## [What is needed]
Starting with the first line, output the data exactly, through to the last line.
++++ Given data
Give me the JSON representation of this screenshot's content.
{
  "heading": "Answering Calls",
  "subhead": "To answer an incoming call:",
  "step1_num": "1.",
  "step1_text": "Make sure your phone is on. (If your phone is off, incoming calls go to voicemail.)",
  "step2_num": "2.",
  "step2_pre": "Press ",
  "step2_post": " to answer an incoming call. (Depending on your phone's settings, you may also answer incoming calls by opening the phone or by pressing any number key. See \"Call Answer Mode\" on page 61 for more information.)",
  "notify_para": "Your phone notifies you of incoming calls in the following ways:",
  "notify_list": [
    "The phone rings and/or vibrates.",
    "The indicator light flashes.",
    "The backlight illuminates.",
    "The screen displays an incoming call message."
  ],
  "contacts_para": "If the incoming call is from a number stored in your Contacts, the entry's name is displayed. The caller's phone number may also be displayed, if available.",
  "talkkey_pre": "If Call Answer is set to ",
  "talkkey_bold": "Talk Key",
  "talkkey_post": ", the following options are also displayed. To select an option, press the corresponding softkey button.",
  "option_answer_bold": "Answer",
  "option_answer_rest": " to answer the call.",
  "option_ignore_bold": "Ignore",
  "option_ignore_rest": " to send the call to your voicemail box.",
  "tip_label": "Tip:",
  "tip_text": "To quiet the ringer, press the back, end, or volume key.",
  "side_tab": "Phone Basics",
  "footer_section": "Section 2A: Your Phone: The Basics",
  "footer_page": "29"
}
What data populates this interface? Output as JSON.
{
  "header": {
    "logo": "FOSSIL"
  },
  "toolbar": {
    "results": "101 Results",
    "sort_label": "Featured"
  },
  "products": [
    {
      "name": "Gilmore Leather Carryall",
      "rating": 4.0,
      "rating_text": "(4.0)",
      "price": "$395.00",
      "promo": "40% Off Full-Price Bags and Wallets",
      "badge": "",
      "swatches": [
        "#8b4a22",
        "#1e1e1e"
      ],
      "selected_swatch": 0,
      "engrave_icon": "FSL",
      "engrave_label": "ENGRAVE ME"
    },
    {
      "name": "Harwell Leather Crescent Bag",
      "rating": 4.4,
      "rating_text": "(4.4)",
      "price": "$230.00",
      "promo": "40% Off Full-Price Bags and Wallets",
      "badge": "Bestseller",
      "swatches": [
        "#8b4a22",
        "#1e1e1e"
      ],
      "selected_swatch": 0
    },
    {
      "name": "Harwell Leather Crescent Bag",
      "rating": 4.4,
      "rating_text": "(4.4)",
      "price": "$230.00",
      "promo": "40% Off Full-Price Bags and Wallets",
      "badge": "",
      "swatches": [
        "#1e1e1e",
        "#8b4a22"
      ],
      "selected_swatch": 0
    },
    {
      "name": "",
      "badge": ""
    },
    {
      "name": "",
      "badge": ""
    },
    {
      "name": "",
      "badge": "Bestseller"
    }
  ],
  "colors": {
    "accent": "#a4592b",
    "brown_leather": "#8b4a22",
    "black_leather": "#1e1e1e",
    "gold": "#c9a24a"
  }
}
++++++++
## [Reply]
Give me the JSON representation of this screenshot's content.
{
  "heading": "Answering Calls",
  "subhead": "To answer an incoming call:",
  "step1_num": "1.",
  "step1_text": "Make sure your phone is on. (If your phone is off, incoming calls go to voicemail.)",
  "step2_num": "2.",
  "step2_pre": "Press ",
  "step2_post": " to answer an incoming call. (Depending on your phone's settings, you may also answer incoming calls by opening the phone or by pressing any number key. See \"Call Answer Mode\" on page 61 for more information.)",
  "notify_para": "Your phone notifies you of incoming calls in the following ways:",
  "notify_list": [
    "The phone rings and/or vibrates.",
    "The indicator light flashes.",
    "The backlight illuminates.",
    "The screen displays an incoming call message."
  ],
  "contacts_para": "If the incoming call is from a number stored in your Contacts, the entry's name is displayed. The caller's phone number may also be displayed, if available.",
  "talkkey_pre": "If Call Answer is set to ",
  "talkkey_bold": "Talk Key",
  "talkkey_post": ", the following options are also displayed. To select an option, press the corresponding softkey button.",
  "option_answer_bold": "Answer",
  "option_answer_rest": " to answer the call.",
  "option_ignore_bold": "Ignore",
  "option_ignore_rest": " to send the call to your voicemail box.",
  "tip_label": "Tip:",
  "tip_text": "To quiet the ringer, press the back, end, or volume key.",
  "side_tab": "Phone Basics",
  "footer_section": "Section 2A: Your Phone: The Basics",
  "footer_page": "29"
}
What data populates this interface? Output as JSON.
{
  "header": {
    "logo": "FOSSIL"
  },
  "toolbar": {
    "results": "101 Results",
    "sort_label": "Featured"
  },
  "products": [
    {
      "name": "Gilmore Leather Carryall",
      "rating": 4.0,
      "rating_text": "(4.0)",
      "price": "$395.00",
      "promo": "40% Off Full-Price Bags and Wallets",
      "badge": "",
      "swatches": [
        "#8b4a22",
        "#1e1e1e"
      ],
      "selected_swatch": 0,
      "engrave_icon": "FSL",
      "engrave_label": "ENGRAVE ME"
    },
    {
      "name": "Harwell Leather Crescent Bag",
      "rating": 4.4,
      "rating_text": "(4.4)",
      "price": "$230.00",
      "promo": "40% Off Full-Price Bags and Wallets",
      "badge": "Bestseller",
      "swatches": [
        "#8b4a22",
        "#1e1e1e"
      ],
      "selected_swatch": 0
    },
    {
      "name": "Harwell Leather Crescent Bag",
      "rating": 4.4,
      "rating_text": "(4.4)",
      "price": "$230.00",
      "promo": "40% Off Full-Price Bags and Wallets",
      "badge": "",
      "swatches": [
        "#1e1e1e",
        "#8b4a22"
      ],
      "selected_swatch": 0
    },
    {
      "name": "",
      "badge": ""
    },
    {
      "name": "",
      "badge": ""
    },
    {
      "name": "",
      "badge": "Bestseller"
    }
  ],
  "colors": {
    "accent": "#a4592b",
    "brown_leather": "#8b4a22",
    "black_leather": "#1e1e1e",
    "gold": "#c9a24a"
  }
}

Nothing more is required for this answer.